Governments have difficulty letting go of control.

Private VC’s have also honed the role of the contract between them and the firms in which they invest, and with the limited partners who provide the investment capital. The contract with the startup firms is as “hands-off” as possible (see, for example, the SAFE contract — Simple Agreement For Future Equity — available for free download and free use from the Y-Combinator website: and the contract with Limited Partners gives them no role in the management of the fund. Private VC’s understand that high levels of control are not appropriate to the adaptive management of immature firms in rapidly changing environments.

Government bureaucrats directing investments in startups are averse to this kind of hands-off management.

Governments can’t get incentives right, and consequently can’t hire the best executives.

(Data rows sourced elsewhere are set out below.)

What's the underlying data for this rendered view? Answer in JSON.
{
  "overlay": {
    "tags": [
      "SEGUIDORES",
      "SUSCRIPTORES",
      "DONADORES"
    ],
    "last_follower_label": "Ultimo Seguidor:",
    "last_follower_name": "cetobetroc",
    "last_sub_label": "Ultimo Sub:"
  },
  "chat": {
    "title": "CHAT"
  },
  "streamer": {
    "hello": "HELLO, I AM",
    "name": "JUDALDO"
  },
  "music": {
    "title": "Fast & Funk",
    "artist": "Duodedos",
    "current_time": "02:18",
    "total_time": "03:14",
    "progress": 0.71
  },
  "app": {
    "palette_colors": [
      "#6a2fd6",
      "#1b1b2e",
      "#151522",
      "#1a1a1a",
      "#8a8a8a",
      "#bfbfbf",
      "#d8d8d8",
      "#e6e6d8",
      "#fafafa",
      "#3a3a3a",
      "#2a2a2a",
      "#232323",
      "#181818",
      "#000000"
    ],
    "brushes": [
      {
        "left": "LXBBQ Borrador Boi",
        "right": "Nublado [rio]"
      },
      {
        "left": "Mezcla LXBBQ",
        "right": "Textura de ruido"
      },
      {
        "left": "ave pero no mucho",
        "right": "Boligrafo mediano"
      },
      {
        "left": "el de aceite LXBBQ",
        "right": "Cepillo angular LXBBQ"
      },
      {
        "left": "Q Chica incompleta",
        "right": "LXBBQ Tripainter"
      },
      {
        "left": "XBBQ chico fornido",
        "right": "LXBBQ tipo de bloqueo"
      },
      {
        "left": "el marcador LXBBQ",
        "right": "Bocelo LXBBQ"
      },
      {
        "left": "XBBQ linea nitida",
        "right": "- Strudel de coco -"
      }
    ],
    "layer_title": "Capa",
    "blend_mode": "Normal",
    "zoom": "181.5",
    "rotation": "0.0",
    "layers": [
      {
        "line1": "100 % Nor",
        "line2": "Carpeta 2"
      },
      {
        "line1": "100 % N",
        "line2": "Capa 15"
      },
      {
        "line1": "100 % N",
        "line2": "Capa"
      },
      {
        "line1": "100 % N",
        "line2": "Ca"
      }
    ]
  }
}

Private VC managers are highly incentivized. In the largest and most successful funds, they receive high salaries and a 20% participation in fund appreciation. The best individuals from the most prestigious business schools are hired to compete with their peers for promotions and partnerships. The most successful funds attract the most capital from the deepest pocketed sources, and the cycle of success rolls on.

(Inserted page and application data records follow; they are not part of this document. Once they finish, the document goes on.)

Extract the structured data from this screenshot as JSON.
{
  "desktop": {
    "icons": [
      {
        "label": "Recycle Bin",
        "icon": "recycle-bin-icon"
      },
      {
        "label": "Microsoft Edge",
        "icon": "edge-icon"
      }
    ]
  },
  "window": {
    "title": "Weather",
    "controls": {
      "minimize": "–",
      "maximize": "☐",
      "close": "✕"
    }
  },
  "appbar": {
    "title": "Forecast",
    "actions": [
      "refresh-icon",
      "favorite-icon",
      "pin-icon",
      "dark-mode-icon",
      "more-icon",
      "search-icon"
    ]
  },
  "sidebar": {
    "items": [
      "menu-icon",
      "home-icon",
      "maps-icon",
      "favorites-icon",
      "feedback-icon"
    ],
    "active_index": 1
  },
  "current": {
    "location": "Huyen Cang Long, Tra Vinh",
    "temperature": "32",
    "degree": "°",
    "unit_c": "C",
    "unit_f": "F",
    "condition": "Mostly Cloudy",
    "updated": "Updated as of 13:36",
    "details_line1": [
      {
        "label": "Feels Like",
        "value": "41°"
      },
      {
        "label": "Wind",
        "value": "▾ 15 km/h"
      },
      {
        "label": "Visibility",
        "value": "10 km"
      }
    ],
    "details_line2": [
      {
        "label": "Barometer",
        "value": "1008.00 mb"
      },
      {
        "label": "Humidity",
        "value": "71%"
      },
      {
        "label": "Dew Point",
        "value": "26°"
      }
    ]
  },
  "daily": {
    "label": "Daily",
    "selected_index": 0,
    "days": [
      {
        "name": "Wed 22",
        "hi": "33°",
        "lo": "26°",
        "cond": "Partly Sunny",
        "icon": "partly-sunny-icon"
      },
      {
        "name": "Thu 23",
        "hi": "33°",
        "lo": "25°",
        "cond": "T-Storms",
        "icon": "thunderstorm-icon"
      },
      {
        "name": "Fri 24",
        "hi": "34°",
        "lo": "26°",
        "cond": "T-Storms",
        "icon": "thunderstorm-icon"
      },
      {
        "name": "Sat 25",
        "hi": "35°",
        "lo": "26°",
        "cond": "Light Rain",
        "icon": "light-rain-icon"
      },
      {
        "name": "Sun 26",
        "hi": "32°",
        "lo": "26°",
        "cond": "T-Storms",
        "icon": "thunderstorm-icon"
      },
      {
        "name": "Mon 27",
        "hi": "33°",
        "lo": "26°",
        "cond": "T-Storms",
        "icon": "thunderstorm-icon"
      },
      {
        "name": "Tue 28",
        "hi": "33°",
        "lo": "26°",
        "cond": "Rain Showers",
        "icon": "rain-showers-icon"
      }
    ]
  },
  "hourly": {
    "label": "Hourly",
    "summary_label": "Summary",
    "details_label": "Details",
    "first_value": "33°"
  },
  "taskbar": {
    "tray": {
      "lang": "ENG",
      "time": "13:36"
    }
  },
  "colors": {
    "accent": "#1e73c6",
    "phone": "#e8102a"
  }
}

Public VCs can’t attract the same quality of human capital. Typically, managers are paid a fixed salary, which can’t be seen as out-of-bounds from the perspective of bureaucratic rules and standards. If there are bonuses, they are calculated in what Professor Murtinu called a “gloomy” way. No-one is going to break any income-equity norms.

Professor Murtinu’s rigorous data-rich analysis proves beyond any doubt the failure of Public Venture Capital.

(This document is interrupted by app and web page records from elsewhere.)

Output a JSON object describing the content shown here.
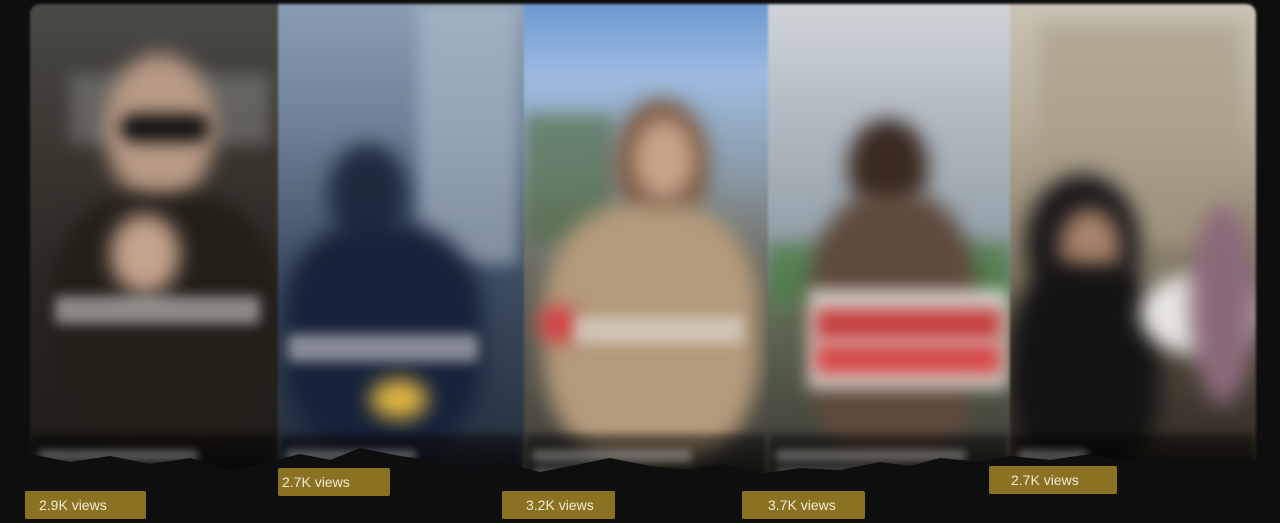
{
  "thumbnails": [
    {
      "name": "thumbnail-1",
      "views": "2.9K views"
    },
    {
      "name": "thumbnail-2",
      "views": "2.7K views"
    },
    {
      "name": "thumbnail-3",
      "views": "3.2K views"
    },
    {
      "name": "thumbnail-4",
      "views": "3.7K views"
    },
    {
      "name": "thumbnail-5",
      "views": "2.7K views"
    }
  ],
  "colors": {
    "background": "#0e0e0e",
    "label_fill": "#8a7222",
    "label_text": "#f1ebd6"
  }
}
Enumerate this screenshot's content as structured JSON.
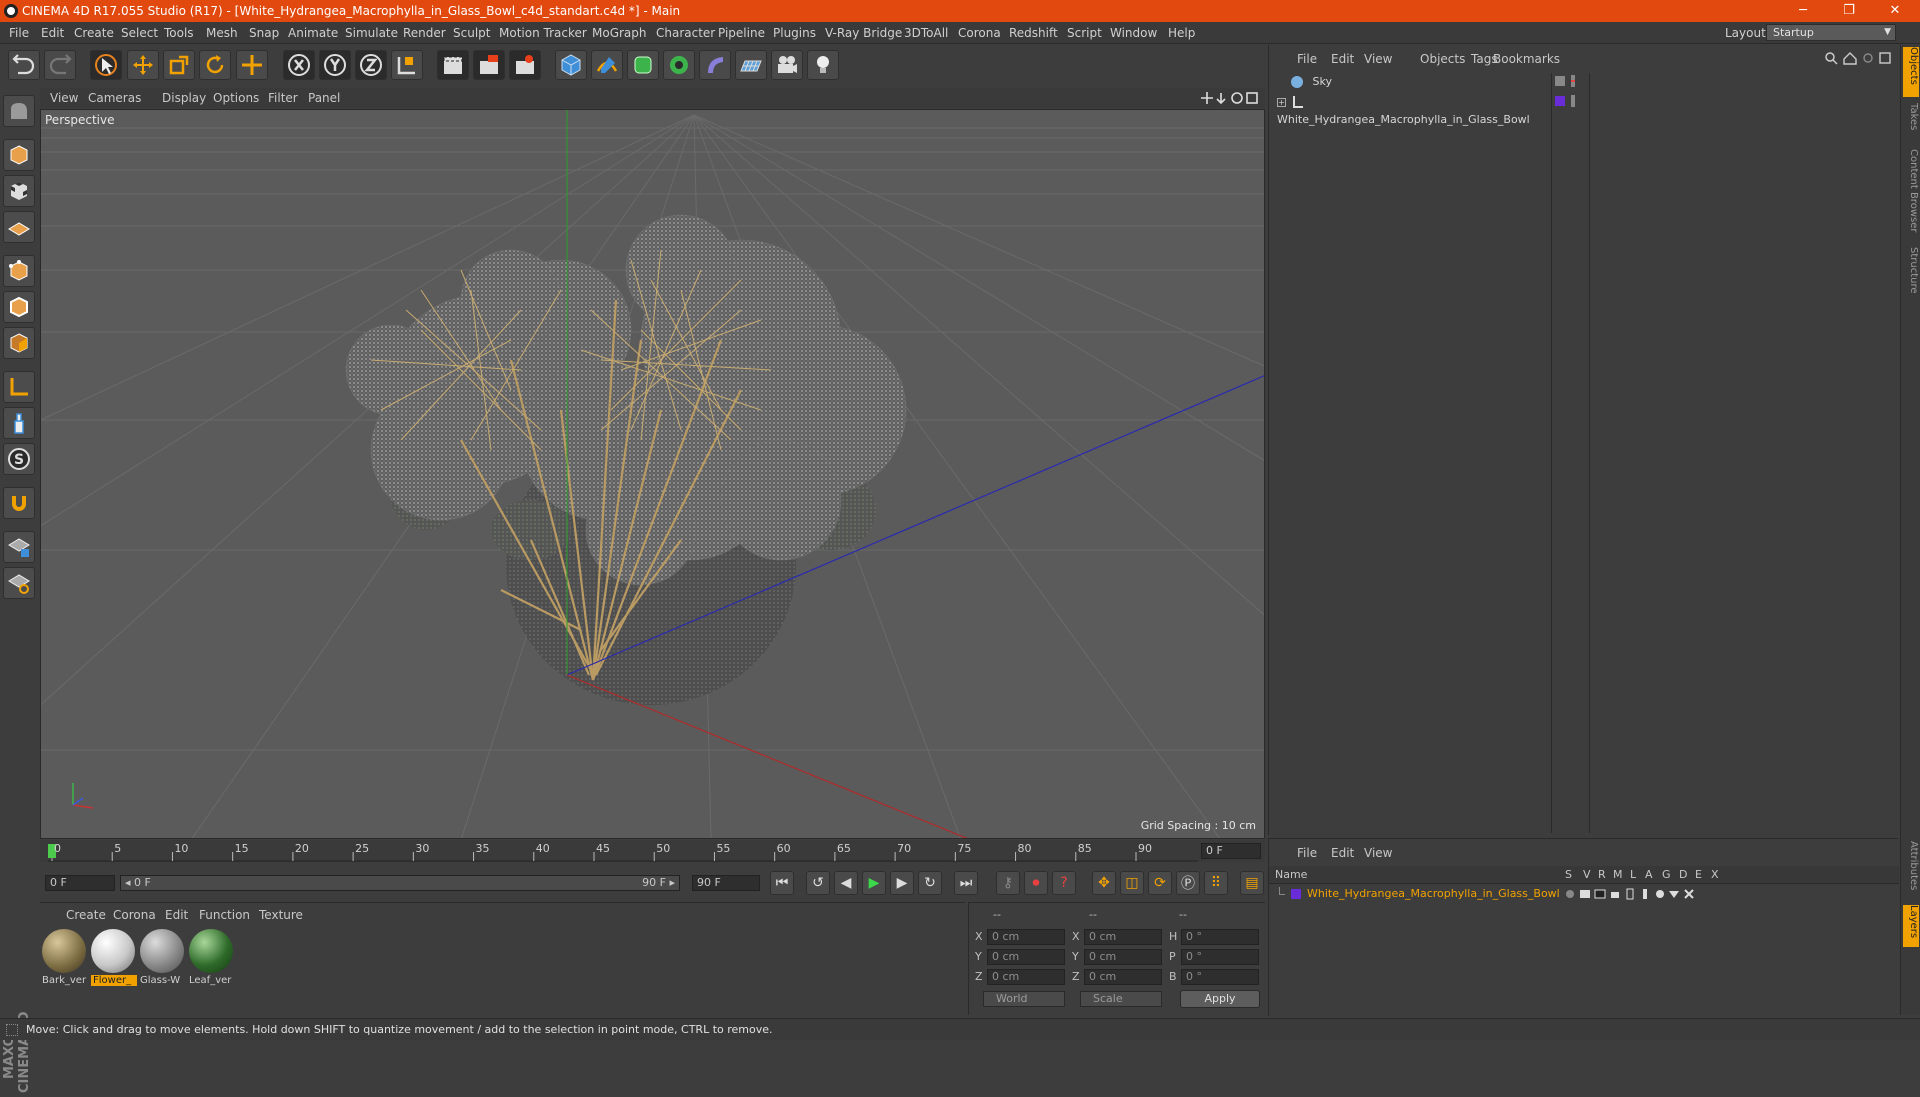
{
  "window": {
    "title": "CINEMA 4D R17.055 Studio (R17) - [White_Hydrangea_Macrophylla_in_Glass_Bowl_c4d_standart.c4d *] - Main",
    "minimize": "─",
    "restore": "❐",
    "close": "✕"
  },
  "menubar": {
    "items": [
      "File",
      "Edit",
      "Create",
      "Select",
      "Tools",
      "Mesh",
      "Snap",
      "Animate",
      "Simulate",
      "Render",
      "Sculpt",
      "Motion Tracker",
      "MoGraph",
      "Character",
      "Pipeline",
      "Plugins",
      "V-Ray Bridge",
      "3DToAll",
      "Corona",
      "Redshift",
      "Script",
      "Window",
      "Help"
    ],
    "layout_label": "Layout:",
    "layout_value": "Startup"
  },
  "viewport": {
    "menu": [
      "View",
      "Cameras",
      "Display",
      "Options",
      "Filter",
      "Panel"
    ],
    "label": "Perspective",
    "grid_spacing": "Grid Spacing : 10 cm"
  },
  "timeline": {
    "ticks": [
      "0",
      "5",
      "10",
      "15",
      "20",
      "25",
      "30",
      "35",
      "40",
      "45",
      "50",
      "55",
      "60",
      "65",
      "70",
      "75",
      "80",
      "85",
      "90"
    ],
    "current_frame": "0 F"
  },
  "transport": {
    "start_field": "0 F",
    "range_start": "◂ 0 F",
    "range_end": "90 F ▸",
    "end_field": "90 F"
  },
  "materials": {
    "menu": [
      "Create",
      "Corona",
      "Edit",
      "Function",
      "Texture"
    ],
    "items": [
      {
        "label": "Bark_ver",
        "color": "#7a6a40"
      },
      {
        "label": "Flower_",
        "color": "#d8d8d8"
      },
      {
        "label": "Glass-W",
        "color": "#9a9a9a"
      },
      {
        "label": "Leaf_ver",
        "color": "#2f6b2a"
      }
    ]
  },
  "coords": {
    "headers": [
      "--",
      "--",
      "--"
    ],
    "rows": [
      {
        "a": "X",
        "av": "0 cm",
        "b": "X",
        "bv": "0 cm",
        "c": "H",
        "cv": "0 °"
      },
      {
        "a": "Y",
        "av": "0 cm",
        "b": "Y",
        "bv": "0 cm",
        "c": "P",
        "cv": "0 °"
      },
      {
        "a": "Z",
        "av": "0 cm",
        "b": "Z",
        "bv": "0 cm",
        "c": "B",
        "cv": "0 °"
      }
    ],
    "space": "World",
    "mode": "Scale",
    "apply": "Apply"
  },
  "objects_panel": {
    "menu": [
      "File",
      "Edit",
      "View",
      "Objects",
      "Tags",
      "Bookmarks"
    ],
    "objects": [
      "Sky",
      "White_Hydrangea_Macrophylla_in_Glass_Bowl"
    ]
  },
  "layers_panel": {
    "menu": [
      "File",
      "Edit",
      "View"
    ],
    "columns": [
      "Name",
      "S",
      "V",
      "R",
      "M",
      "L",
      "A",
      "G",
      "D",
      "E",
      "X"
    ],
    "row": "White_Hydrangea_Macrophylla_in_Glass_Bowl",
    "row_color": "#f2a200"
  },
  "side_tabs": [
    "Objects",
    "Takes",
    "Content Browser",
    "Structure",
    "Attributes",
    "Layers"
  ],
  "branding": "MAXON CINEMA 4D",
  "status": "Move: Click and drag to move elements. Hold down SHIFT to quantize movement / add to the selection in point mode, CTRL to remove."
}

In order to analyze Public Venture Capital performance, Professor Murtinu utilized the VICO database, a comprehensive data set about venture capital backed companies in high tech industries in seven European countries. He reinforced it with additional data sources, and was able to run a comparison of the performance of firms that received public venture capital backing and those that received no venture capital. The data sets covered 25 years.

The result: no statistical difference between the performance of the two sets of firms. Public Venture Capital had no effect. It was a waste. This was true across all possible variables: productivity, whether total factor productivity or partial factor productivity like labor or capital, sales growth, employment growth, innovation outcomes, exits.

The opposite is the case for private venture capital backed firms. In the same kind of analysis, private venture backed firms are statistically superior on every dimension. The overall impact of private venture capital is very clear and highly positive.

There is one possible step in the right direction: government becomes a limited investor.

Public venture capital can syndicate with private venture capital, and so long as the investment is less than 50% of the fund total, and has no say on selection of investments, on due diligence, on governance, on monitoring, and on timing or type of exits, it is possible that the investment outcome can be positive. The European Commission is currently considering this role for Public Venture Capital.

Additional Resource

“Public vs. Private Venture Capital” (PDF): Download PDF